The Colonel Olcott Centennial Meeting, a remembrance of the life and work of Colonel Henry Steele Olcott and his influence on colonial Sri Lanka, organized by the recently established Coalition of Sri Lankans in the US, was held in Washington DC on February 17, 2007.

Former official of the State Department holding the rank of Minister Mr Harry Cahill, the keynote speaker on the occasion, gave a stimulating analysis of Colonel Olcott, one would hardly find in text books. As Ambassador Cahill said, there were distinct characteristics in Colonel Olcott, which he played over and over again in the various phases of his life. When his family lost everything they had, he went into agriculture about which he knew nothing, learnt everything he could about it, then spread the knowledge he acquired for the benefit of mankind, which he did through the New York Tribune. Then Colonel Olcott went into the military and did the same. Thereafter he became a very effective lawyer. His belief in spiritual awakening, in life after death, led him to form the Theosophical Society in New York along with Madam Helena Petrovna Blavatsky and others. His intense study of the field of religion and spirituality led him to reach out across the world, to India and to Sri Lanka, which were the heart of spiritual learning. Mr Cahill very aptly placed in perspective Colonel Olcott’s significant contributions for social, religious and educational progress in Sri Lanka during colonial times. Mr Cahill’s own experiences in Sri Lanka and his anecdotes about his re-enactment of Colonel Olcott’s arrival in Galle, added to the enhancement of the event.

Ambassador Bernard Goonetilleke, who addressed the well attended gathering, gave an insight into pre-colonial and colonial Sri Lanka, the influence of Buddhism on Sri Lankan society and the waning of Buddhism since western colonial powers landed in the country. Referring to the immense contribution made by Colonel Olcott to the revival of Buddhism in Sri Lanka, the Ambassador said Colonel Olcott contributed to unification of several Buddhist sects in Sri Lanka and published “Buddhist Catechisms” in consultation with Buddhist clergy, which was used as a basic text book in Buddhist schools. The Ambassador also brought into sharp focus the influence of Colonel Olcott on Sri Lankan society and the importance of his contribution to vernacular education in Sri Lanka. He stressed the role Colonel Olcott played in Sri Lanka’s education. “The other major contribution of Col. Olcott to Sri Lanka was the catalytic role he played in uplifting education in the island.” He said, “Colonel Olcott is remembered by Sri Lankans for several major contributions he made, which helped reshape the island’s history as well as its destiny”, and recalled how he designed the Buddhist flag and petitioned London to declare Wesak Day a holiday.

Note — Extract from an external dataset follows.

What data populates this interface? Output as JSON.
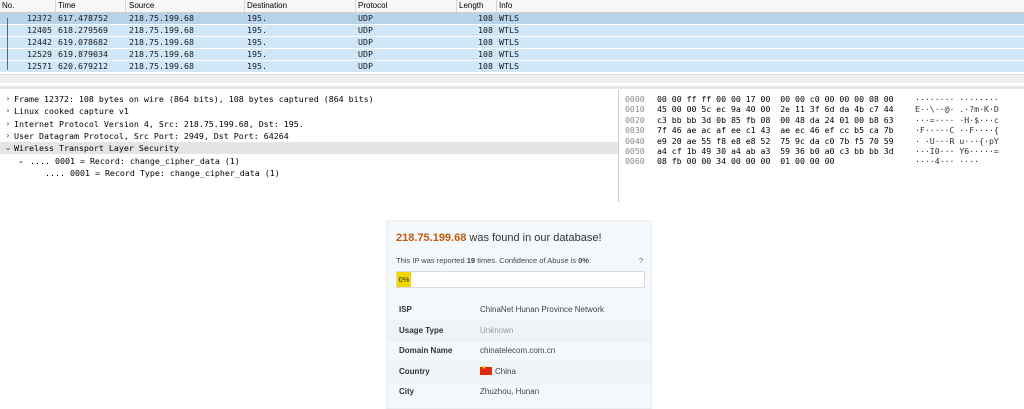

The Ambassador brought into perspective the historical importance of Colonel Olcott’s advent to Sri Lanka. “It was the good fortune of Sri Lanka that Colonel Olcott’s arrival in the island coincided with the awakening of another native, who, years later, turned out to be another “Elder Teacher”. That was the Anagarika Dharmapala, who after meeting with Colonel Olcott and Madam Blavatsky, functioned as their interpreter.

The Ambassador linked Sri Lanka and America through Colonel Olcott, his link with the Theosophical Society and his belief in Buddhism. “Colonel Olcott is known as one of America’s first Buddhists, and an important contributor to both the Indian renaissance and the Sinhalese Buddhist revival in colonial Ceylon.”

The speeches were followed by a film that showed Colonel Olcott’s life and work in Sri Lanka, which made more meaningful all the tributes paid to him.

Click here for the Ambassador Bernard Goonetilleke's speech

Embassy of Sri Lanka
Washington DC

21 February 2007

Home | Sri Lanka-US Relations | Trade | Investment | Travel | Consular | Press Releases |
Statements | Features | Reports & Publications | Archive | Contact I Ideas Line